Article excerpt

WASHINGTON -- Someday, the Carlyle Group may want to sell you the Brooklyn Bridge. Really.

The Washington buyout firm has raised $1.15 billion for an infrastructure fund that it will use to partner with federal, state and local governments in running vital public projects in the United States, including water and sewer systems, bridges, tunnels, highways and airports.

From the long lines at Dulles International Airport to Capital Beltway traffic, Carlyle and other investment firms see themselves as part of the solution for governments facing declining tax revenues and a troubled municipal bond market that has left them unable to complete or repair billions of dollars in public works projects.

Robert Dove, who is co-managing Carlyle Infrastructure Partners, says his team can run most airports, highways and water systems better than the public authorities and governments now doing the job, and make a profit for investors to boot.

But transportation analysts say they expect opposition to the idea of government handing over key roads, ports and utilities to profit-driven private firms that do not have to disclose much about their businesses. The issue is raising questions over who would be responsible for the security and safety of such projects.

An attempt by DP World, a state-owned company in the United Arab Emirates, to buy the port management businesses at major U.S. seaports two years ago incited widespread political opposition over security concerns, leading DP World to withdraw.

Carlyle's new fund allows big foreign investors to purchase America's infrastructure indirectly. Last summer, Carlyle sold a 7.5 percent stake to the oil-rich emirate of Abu Dhabi for $1.35 billion. But Abu Dhabi has no say in Carlyle's day-to-day operations or investment decisions, Carlyle officials say.

Carlyle already is under attack from the Service Employees International Union for its takeover of the Manor Care nursing home chain, which SEIU has called a relentless pursuit of profit. James Bellessa, a utilities analyst with D.A. Davidson & Co., in Seattle, said Carlyle can expect similar opposition from unions and politicians if it starts buying the nation's infrastructure.

"How do they feel about a bunch of billionaires making a buck off roads and bridges and ports that municipalities built?" Bellessa asked, voicing the view of critics. "Isn't there a concern that the drive for profit might outweigh public safety, security issues or even whether public employees could get fired? It raises issues of national security and safety, as well as whether Carlyle could run it better."

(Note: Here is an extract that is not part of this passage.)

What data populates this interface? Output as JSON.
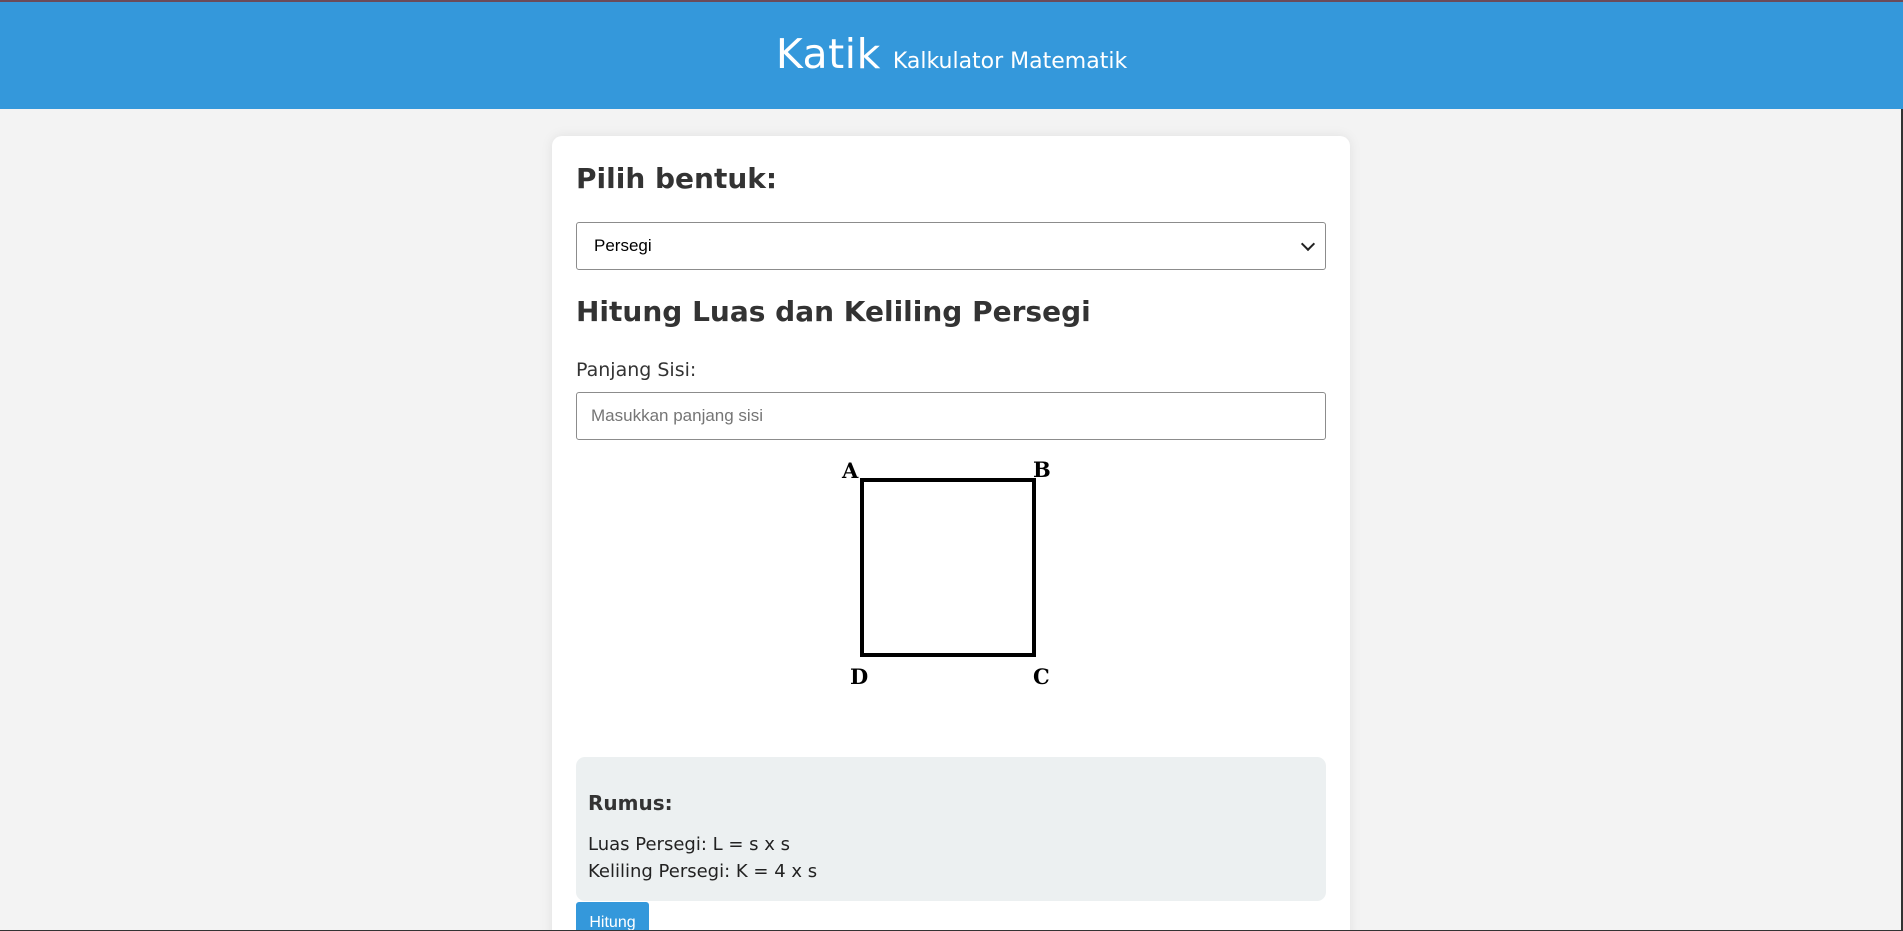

Dove said, however, that unions could benefit from construction jobs on projects that might not have been built without the aid of private capital. He pointed out that union and public employee pensions will invest and profit from the fund, and governments always will oversee security and quality of service.

"It's not like they are handing over the keys and walking away," Dove said. "These are long-term partnerships."

Carlyle, with more than $75 billion in assets under its control, views its foray into infrastructure as a low-risk way to make annual returns of about 15 percent. That is well below the high-flying profits Carlyle has earned from some of its traditional buyout funds. But turmoil in the credit markets has squeezed returns on Wall Street, and many of Carlyle's clients are seeking low-risk, lower-return investments.

The company hasn't sealed any infrastructure deals yet, but a spokesman said several are in the works.

"What we bring is capital," Dove said. "Maryland could raise taxes, put up sales tax and raise municipal bonds to build the intercounty connector. An alternative could be to say to the private sector, 'You build that, you run it in partnership with us and we (Maryland) will use the money to build schools, hospitals or health care facilities. …